The Moments’ On Top is a perfect example of symphonic soul. Amongst true heads, this is considered the most valuable of all their albums; an original copy of this LP, if you can find one, starts at around $75. Alongside contemporaneous acts from the early 70s - The Chi-lites, The Stylistics, The Delfonics, The Futures, Blue Magic and The Main Ingredient - The Moments exuded all that was compelling about deep, harmony-drenched, string-laden soul.
The standout here is undoubtedly "To You With Love", a floating, tender ballad sung by Harry Ray that features the group’s patented handclap-tambourine combo, sweetly repetitive strings, serene guitar and gentle piano. It was famously sampled by J Dilla for “Last Donut Of The Night” - the gut-wrenching finale to his seminal Donuts. Concentrating solely on its sampled history would do The Moments a huge disservice, but its crucial appearance at the climax of Donuts directed fresh generations of pre-disposed soul fans to the absolute canon. Judged entirely on its merit, it’s one of the most heart-breaking songs of any decade and worth the price of admission alone. It’s the sweetest, most goose-bump inducing 3 minutes of aural bliss you’re ever likely to be exposed to.
If that wasn’t enough, On Top spawned two minor R&B hits: "All I Have" and "Lucky Me", each featuring Billy Brown's ice-melting falsetto. Opener “All I Have” is a sumptuous introduction to the album. With melancholic, understated guitar licks, twinkling keys and heartbeat drums, it’s a gem. The triumphant “Lucky Me” is simply gorgeous; all gentle chimes, swirling strings and, again, scarcely believable falsetto soaring atop proud horns.
Also included are two singles that are different from anything the group had ever done; "I Can't Help It" and "That's How It Feels." The former features thundering kicks and crashing cymbals underneath floating flutes, progressively stabbing strings and horns. The yearning vocals embody an almost Temptations-like delivery at times. "That's How It Feels” is a two-parter wherein Brown's voice bestrides a bed of rhythms on a tune more aptly defined as a love suite than a song. Dripping in breakbeats, piano and strings, Brown describes the devastation of losing the one you love before the track brilliantly switches up with a sweeping string-led chorus and heavenly harmonies.
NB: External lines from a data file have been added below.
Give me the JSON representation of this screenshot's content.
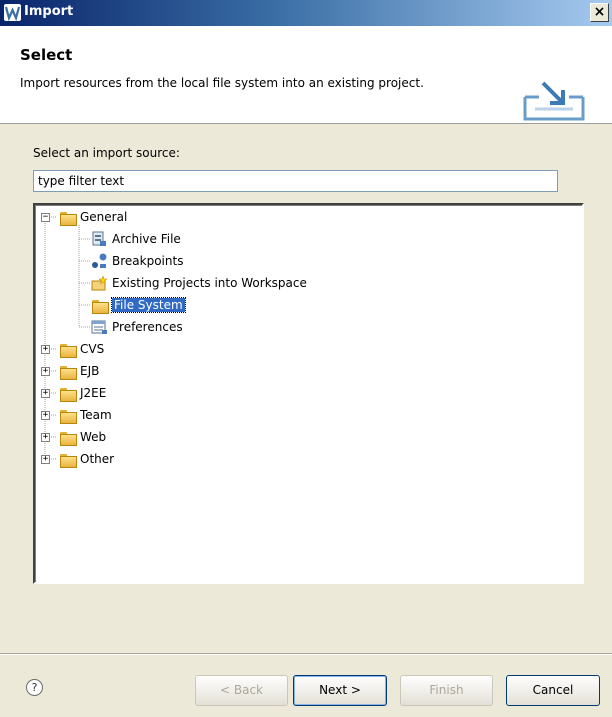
{
  "window": {
    "title": "Import",
    "close_glyph": "×"
  },
  "header": {
    "title": "Select",
    "description": "Import resources from the local file system into an existing project."
  },
  "source": {
    "label": "Select an import source:",
    "filter_value": "type filter text"
  },
  "tree": {
    "nodes": [
      {
        "label": "General",
        "icon": "folder-icon",
        "expanded": true
      },
      {
        "label": "Archive File",
        "icon": "archive-file-icon"
      },
      {
        "label": "Breakpoints",
        "icon": "breakpoints-icon"
      },
      {
        "label": "Existing Projects into Workspace",
        "icon": "project-icon"
      },
      {
        "label": "File System",
        "icon": "folder-icon",
        "selected": true
      },
      {
        "label": "Preferences",
        "icon": "preferences-icon"
      },
      {
        "label": "CVS",
        "icon": "folder-icon",
        "expanded": false
      },
      {
        "label": "EJB",
        "icon": "folder-icon",
        "expanded": false
      },
      {
        "label": "J2EE",
        "icon": "folder-icon",
        "expanded": false
      },
      {
        "label": "Team",
        "icon": "folder-icon",
        "expanded": false
      },
      {
        "label": "Web",
        "icon": "folder-icon",
        "expanded": false
      },
      {
        "label": "Other",
        "icon": "folder-icon",
        "expanded": false
      }
    ]
  },
  "footer": {
    "help_glyph": "?",
    "back_label": "< Back",
    "next_label": "Next >",
    "finish_label": "Finish",
    "cancel_label": "Cancel"
  },
  "colors": {
    "selection": "#316ac5",
    "titlebar": "#0a246a",
    "dialog_bg": "#ece9d8"
  }
}
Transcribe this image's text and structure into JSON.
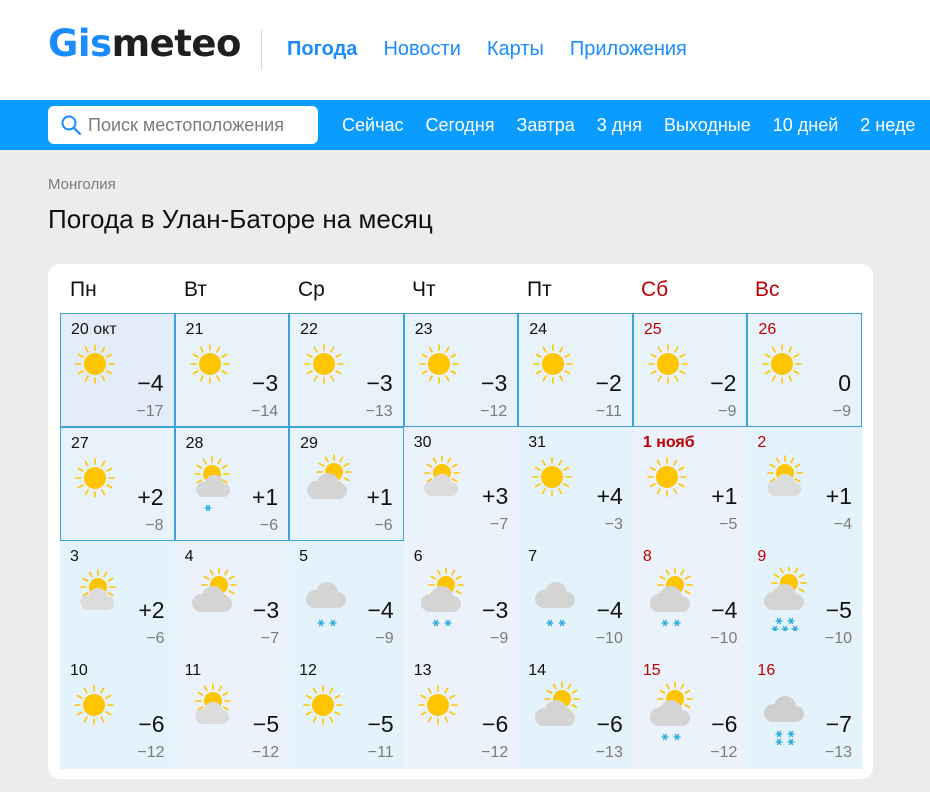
{
  "header": {
    "logo_part1": "Gis",
    "logo_part2": "meteo",
    "nav": [
      "Погода",
      "Новости",
      "Карты",
      "Приложения"
    ]
  },
  "search": {
    "placeholder": "Поиск местоположения"
  },
  "subnav": [
    "Сейчас",
    "Сегодня",
    "Завтра",
    "3 дня",
    "Выходные",
    "10 дней",
    "2 неде"
  ],
  "breadcrumb": "Монголия",
  "page_title": "Погода в Улан-Баторе на месяц",
  "colors": {
    "brand_blue": "#1a8cff",
    "bar_blue": "#0a9dff",
    "weekend_red": "#c00000",
    "past_border": "#3ea2db",
    "sun": "#ffc500",
    "cloud": "#d9d9d9",
    "precip": "#29a8e0"
  },
  "weekdays": [
    {
      "label": "Пн",
      "weekend": false
    },
    {
      "label": "Вт",
      "weekend": false
    },
    {
      "label": "Ср",
      "weekend": false
    },
    {
      "label": "Чт",
      "weekend": false
    },
    {
      "label": "Пт",
      "weekend": false
    },
    {
      "label": "Сб",
      "weekend": true
    },
    {
      "label": "Вс",
      "weekend": true
    }
  ],
  "days": [
    {
      "date": "20 окт",
      "hi": "−4",
      "lo": "−17",
      "icon": "sun-icon"
    },
    {
      "date": "21",
      "hi": "−3",
      "lo": "−14",
      "icon": "sun-icon"
    },
    {
      "date": "22",
      "hi": "−3",
      "lo": "−13",
      "icon": "sun-icon"
    },
    {
      "date": "23",
      "hi": "−3",
      "lo": "−12",
      "icon": "sun-icon"
    },
    {
      "date": "24",
      "hi": "−2",
      "lo": "−11",
      "icon": "sun-icon"
    },
    {
      "date": "25",
      "hi": "−2",
      "lo": "−9",
      "icon": "sun-icon"
    },
    {
      "date": "26",
      "hi": "0",
      "lo": "−9",
      "icon": "sun-icon"
    },
    {
      "date": "27",
      "hi": "+2",
      "lo": "−8",
      "icon": "sun-icon"
    },
    {
      "date": "28",
      "hi": "+1",
      "lo": "−6",
      "icon": "sun-cloud-snow-rain-icon"
    },
    {
      "date": "29",
      "hi": "+1",
      "lo": "−6",
      "icon": "sun-cloudy-icon"
    },
    {
      "date": "30",
      "hi": "+3",
      "lo": "−7",
      "icon": "sun-cloud-icon"
    },
    {
      "date": "31",
      "hi": "+4",
      "lo": "−3",
      "icon": "sun-icon"
    },
    {
      "date": "1 нояб",
      "hi": "+1",
      "lo": "−5",
      "icon": "sun-icon"
    },
    {
      "date": "2",
      "hi": "+1",
      "lo": "−4",
      "icon": "sun-cloud-icon"
    },
    {
      "date": "3",
      "hi": "+2",
      "lo": "−6",
      "icon": "sun-cloud-icon"
    },
    {
      "date": "4",
      "hi": "−3",
      "lo": "−7",
      "icon": "sun-cloudy-icon"
    },
    {
      "date": "5",
      "hi": "−4",
      "lo": "−9",
      "icon": "cloudy-light-snow-icon"
    },
    {
      "date": "6",
      "hi": "−3",
      "lo": "−9",
      "icon": "sun-cloud-light-snow-icon"
    },
    {
      "date": "7",
      "hi": "−4",
      "lo": "−10",
      "icon": "cloudy-light-snow-icon"
    },
    {
      "date": "8",
      "hi": "−4",
      "lo": "−10",
      "icon": "sun-cloud-light-snow-icon"
    },
    {
      "date": "9",
      "hi": "−5",
      "lo": "−10",
      "icon": "sun-cloud-snow-icon"
    },
    {
      "date": "10",
      "hi": "−6",
      "lo": "−12",
      "icon": "sun-icon"
    },
    {
      "date": "11",
      "hi": "−5",
      "lo": "−12",
      "icon": "sun-cloud-icon"
    },
    {
      "date": "12",
      "hi": "−5",
      "lo": "−11",
      "icon": "sun-icon"
    },
    {
      "date": "13",
      "hi": "−6",
      "lo": "−12",
      "icon": "sun-icon"
    },
    {
      "date": "14",
      "hi": "−6",
      "lo": "−13",
      "icon": "sun-cloudy-icon"
    },
    {
      "date": "15",
      "hi": "−6",
      "lo": "−12",
      "icon": "sun-cloud-light-snow-icon"
    },
    {
      "date": "16",
      "hi": "−7",
      "lo": "−13",
      "icon": "cloudy-snow-icon"
    }
  ]
}
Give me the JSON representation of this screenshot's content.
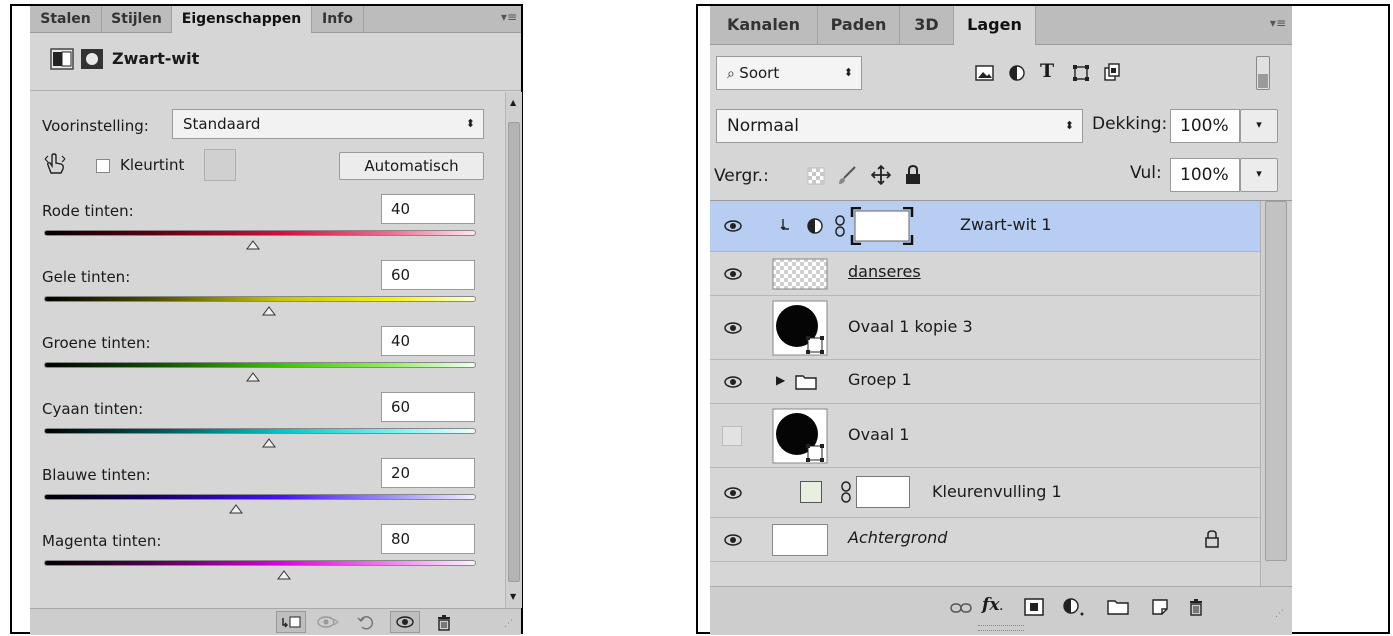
{
  "properties": {
    "tabs": [
      {
        "label": "Stalen"
      },
      {
        "label": "Stijlen"
      },
      {
        "label": "Eigenschappen",
        "active": true
      },
      {
        "label": "Info"
      }
    ],
    "title": "Zwart-wit",
    "preset_label": "Voorinstelling:",
    "preset_value": "Standaard",
    "tint_label": "Kleurtint",
    "auto_label": "Automatisch",
    "sliders": [
      {
        "label": "Rode tinten:",
        "value": "40",
        "pos": 0.484,
        "gradient": "linear-gradient(90deg,#000000 0%,#5a0012 25%,#d01040 55%,#f06a90 80%,#ffe6ee 100%)"
      },
      {
        "label": "Gele tinten:",
        "value": "60",
        "pos": 0.52,
        "gradient": "linear-gradient(90deg,#000000 0%,#4d4d00 25%,#c8c800 55%,#f2f200 80%,#ffffe0 100%)"
      },
      {
        "label": "Groene tinten:",
        "value": "40",
        "pos": 0.484,
        "gradient": "linear-gradient(90deg,#000000 0%,#0c4d00 25%,#3cc400 55%,#90f060 80%,#effff0 100%)"
      },
      {
        "label": "Cyaan tinten:",
        "value": "60",
        "pos": 0.52,
        "gradient": "linear-gradient(90deg,#000000 0%,#005050 25%,#00c6c6 55%,#70f0f0 80%,#efffff 100%)"
      },
      {
        "label": "Blauwe tinten:",
        "value": "20",
        "pos": 0.444,
        "gradient": "linear-gradient(90deg,#000000 0%,#150060 25%,#4a10ff 55%,#9a90f6 80%,#f2f0ff 100%)"
      },
      {
        "label": "Magenta tinten:",
        "value": "80",
        "pos": 0.556,
        "gradient": "linear-gradient(90deg,#000000 0%,#500050 25%,#e000e0 55%,#f080f0 80%,#fff0ff 100%)"
      }
    ]
  },
  "layers": {
    "tabs": [
      {
        "label": "Kanalen"
      },
      {
        "label": "Paden"
      },
      {
        "label": "3D"
      },
      {
        "label": "Lagen",
        "active": true
      }
    ],
    "filter_label": "Soort",
    "blend_mode": "Normaal",
    "opacity_label": "Dekking:",
    "opacity_value": "100%",
    "lock_label": "Vergr.:",
    "fill_label": "Vul:",
    "fill_value": "100%",
    "items": [
      {
        "name": "Zwart-wit 1",
        "selected": true,
        "visible": true
      },
      {
        "name": "danseres",
        "visible": true
      },
      {
        "name": "Ovaal 1 kopie 3",
        "visible": true
      },
      {
        "name": "Groep 1",
        "visible": true
      },
      {
        "name": "Ovaal 1",
        "visible": false
      },
      {
        "name": "Kleurenvulling 1",
        "visible": true
      },
      {
        "name": "Achtergrond",
        "visible": true
      }
    ]
  },
  "colors": {
    "panel_bg": "#d6d6d6",
    "selected_row": "#b8cdf2"
  }
}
The only genuine uptempo number, where anomalous happiness reigns, is "Sweeter As The Days Go By," led by Brown in his natural, gospel-inspired tenor. A charming but sorrow-filled "I Lost One Bird In The Hand" is an impressive, slow lamenter crooned by Ray, with horns and strings dominating the lushly arranged backdrop. Appropriately, we end on that down-lifting note that we've all come for: "Candy Shack."
The audio for On Top comes from the original analogue tapes and has been remastered for vinyl by Be With regular Simon Francis. We’ve taken the same care with the memorable cover art, handling the reproduction duties with the utmost attention to detail.